▸ **Exercise prompt**
Say how many lines of these entries include the word "PhotoEssay", and answer with the number alone.

::: Data shown :::

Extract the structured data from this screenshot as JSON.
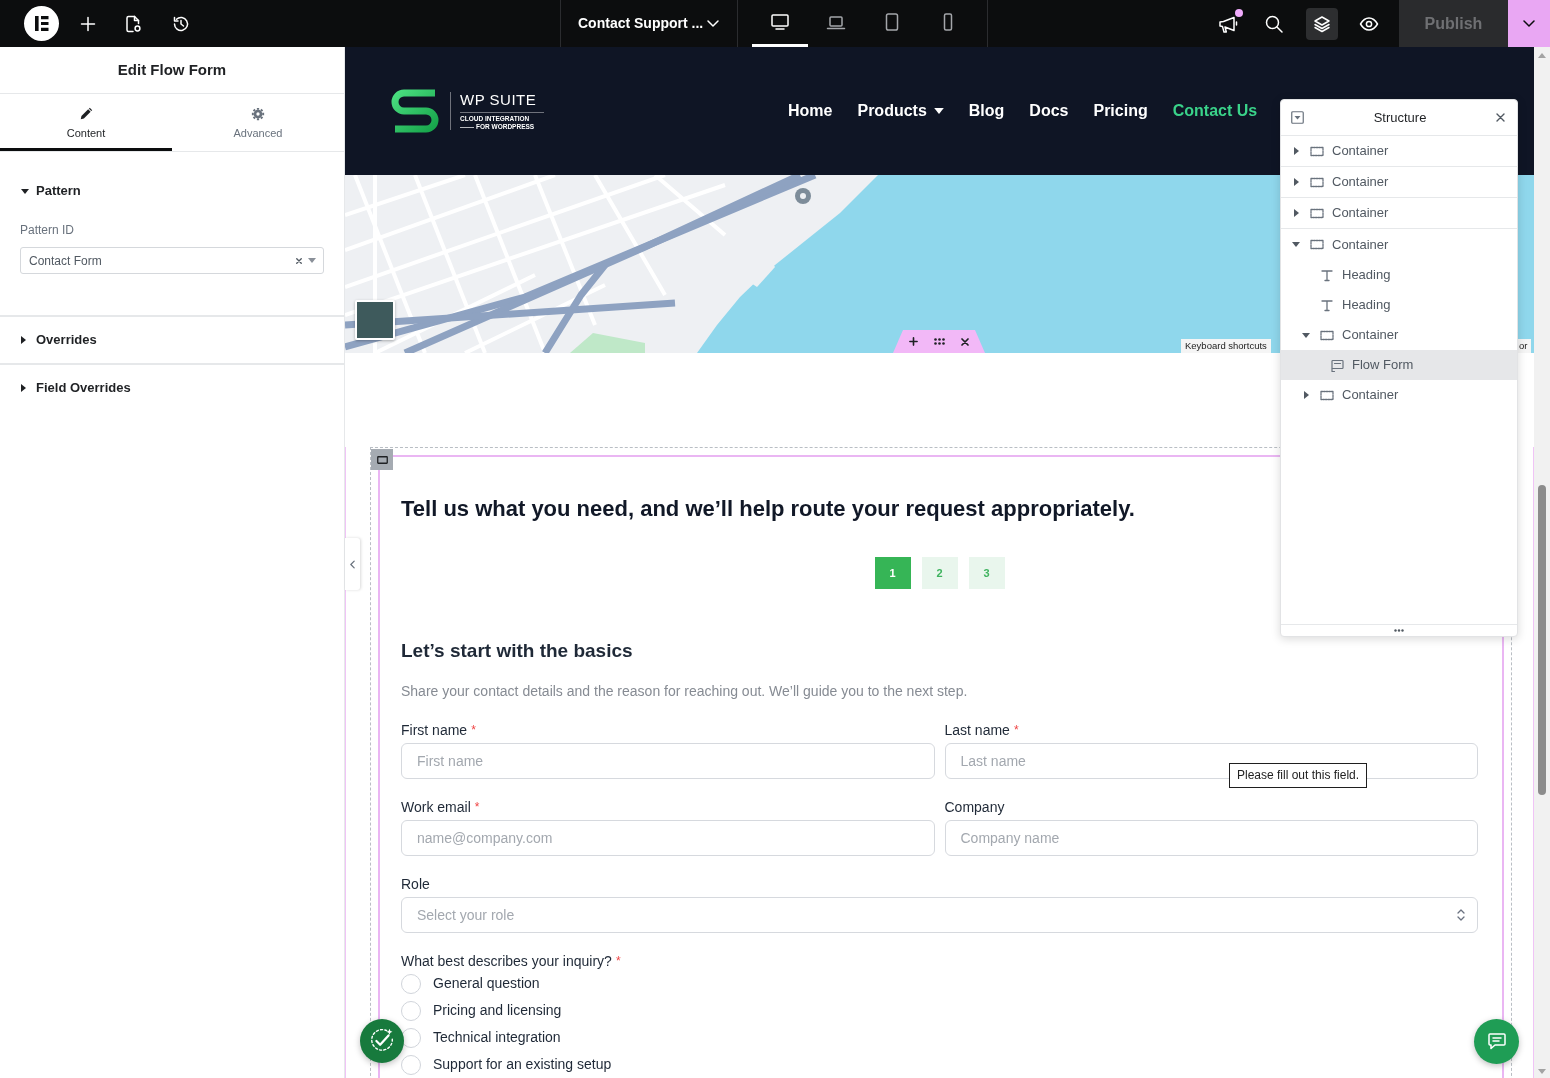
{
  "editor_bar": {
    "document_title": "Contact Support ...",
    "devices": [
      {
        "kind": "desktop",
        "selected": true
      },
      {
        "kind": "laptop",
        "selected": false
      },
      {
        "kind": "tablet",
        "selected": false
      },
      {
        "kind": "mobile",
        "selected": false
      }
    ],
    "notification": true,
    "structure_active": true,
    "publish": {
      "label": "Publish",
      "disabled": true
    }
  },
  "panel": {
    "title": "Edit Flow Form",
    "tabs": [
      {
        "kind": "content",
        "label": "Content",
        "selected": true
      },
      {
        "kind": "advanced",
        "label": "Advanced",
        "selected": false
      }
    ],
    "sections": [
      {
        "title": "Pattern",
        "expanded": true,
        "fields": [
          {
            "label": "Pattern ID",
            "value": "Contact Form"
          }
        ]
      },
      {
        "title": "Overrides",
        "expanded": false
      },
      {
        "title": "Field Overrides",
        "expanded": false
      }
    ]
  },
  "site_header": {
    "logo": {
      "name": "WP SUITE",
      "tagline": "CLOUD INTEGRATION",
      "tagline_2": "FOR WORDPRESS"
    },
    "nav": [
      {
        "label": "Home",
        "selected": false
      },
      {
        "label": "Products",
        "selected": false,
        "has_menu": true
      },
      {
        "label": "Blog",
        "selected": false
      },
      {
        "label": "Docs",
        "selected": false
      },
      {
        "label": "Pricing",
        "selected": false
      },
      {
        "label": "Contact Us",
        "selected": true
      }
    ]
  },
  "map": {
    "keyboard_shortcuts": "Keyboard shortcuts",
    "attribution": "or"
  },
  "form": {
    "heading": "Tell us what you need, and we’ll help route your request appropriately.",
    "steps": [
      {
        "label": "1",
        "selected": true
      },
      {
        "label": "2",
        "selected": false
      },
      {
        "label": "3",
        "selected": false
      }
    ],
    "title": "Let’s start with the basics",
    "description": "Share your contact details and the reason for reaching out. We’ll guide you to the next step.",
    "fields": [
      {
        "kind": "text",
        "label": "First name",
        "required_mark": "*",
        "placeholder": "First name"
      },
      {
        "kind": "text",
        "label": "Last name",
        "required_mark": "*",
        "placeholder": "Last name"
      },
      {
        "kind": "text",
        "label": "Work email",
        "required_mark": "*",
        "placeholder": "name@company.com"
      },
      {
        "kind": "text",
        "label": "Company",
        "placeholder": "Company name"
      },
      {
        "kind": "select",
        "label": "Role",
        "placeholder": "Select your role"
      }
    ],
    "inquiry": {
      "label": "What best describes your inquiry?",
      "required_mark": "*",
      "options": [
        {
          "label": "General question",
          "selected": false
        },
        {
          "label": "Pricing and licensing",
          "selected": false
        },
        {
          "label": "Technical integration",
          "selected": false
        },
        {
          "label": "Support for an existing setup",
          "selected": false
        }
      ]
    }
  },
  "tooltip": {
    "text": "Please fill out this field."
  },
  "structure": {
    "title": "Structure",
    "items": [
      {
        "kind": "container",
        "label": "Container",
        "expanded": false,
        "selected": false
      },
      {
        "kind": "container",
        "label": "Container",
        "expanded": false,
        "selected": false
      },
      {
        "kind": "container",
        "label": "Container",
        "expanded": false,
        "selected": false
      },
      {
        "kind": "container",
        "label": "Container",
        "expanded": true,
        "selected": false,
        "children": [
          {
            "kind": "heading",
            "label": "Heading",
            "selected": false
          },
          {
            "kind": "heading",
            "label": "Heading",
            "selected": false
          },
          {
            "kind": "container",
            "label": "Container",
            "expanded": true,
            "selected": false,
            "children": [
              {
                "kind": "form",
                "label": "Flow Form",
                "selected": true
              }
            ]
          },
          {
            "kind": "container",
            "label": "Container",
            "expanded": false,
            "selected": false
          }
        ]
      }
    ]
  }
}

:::
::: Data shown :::

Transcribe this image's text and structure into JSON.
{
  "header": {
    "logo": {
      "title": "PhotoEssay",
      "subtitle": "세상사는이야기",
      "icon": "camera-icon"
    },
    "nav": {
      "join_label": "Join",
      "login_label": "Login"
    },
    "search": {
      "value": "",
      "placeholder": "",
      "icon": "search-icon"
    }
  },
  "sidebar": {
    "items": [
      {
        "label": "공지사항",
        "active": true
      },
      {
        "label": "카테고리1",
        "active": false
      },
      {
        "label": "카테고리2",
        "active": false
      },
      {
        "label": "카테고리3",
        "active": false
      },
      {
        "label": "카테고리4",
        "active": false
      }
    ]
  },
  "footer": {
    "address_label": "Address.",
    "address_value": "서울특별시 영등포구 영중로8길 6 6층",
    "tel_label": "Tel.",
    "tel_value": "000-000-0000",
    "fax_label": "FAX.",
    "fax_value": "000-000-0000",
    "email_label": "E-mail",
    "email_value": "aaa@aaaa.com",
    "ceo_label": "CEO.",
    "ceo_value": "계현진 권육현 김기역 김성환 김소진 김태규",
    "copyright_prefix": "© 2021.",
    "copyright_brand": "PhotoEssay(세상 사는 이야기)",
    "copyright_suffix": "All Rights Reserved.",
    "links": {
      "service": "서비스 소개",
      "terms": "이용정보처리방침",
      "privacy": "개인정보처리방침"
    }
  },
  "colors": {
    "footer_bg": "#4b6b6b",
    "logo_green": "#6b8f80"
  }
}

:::

▸ **Problem solution**
2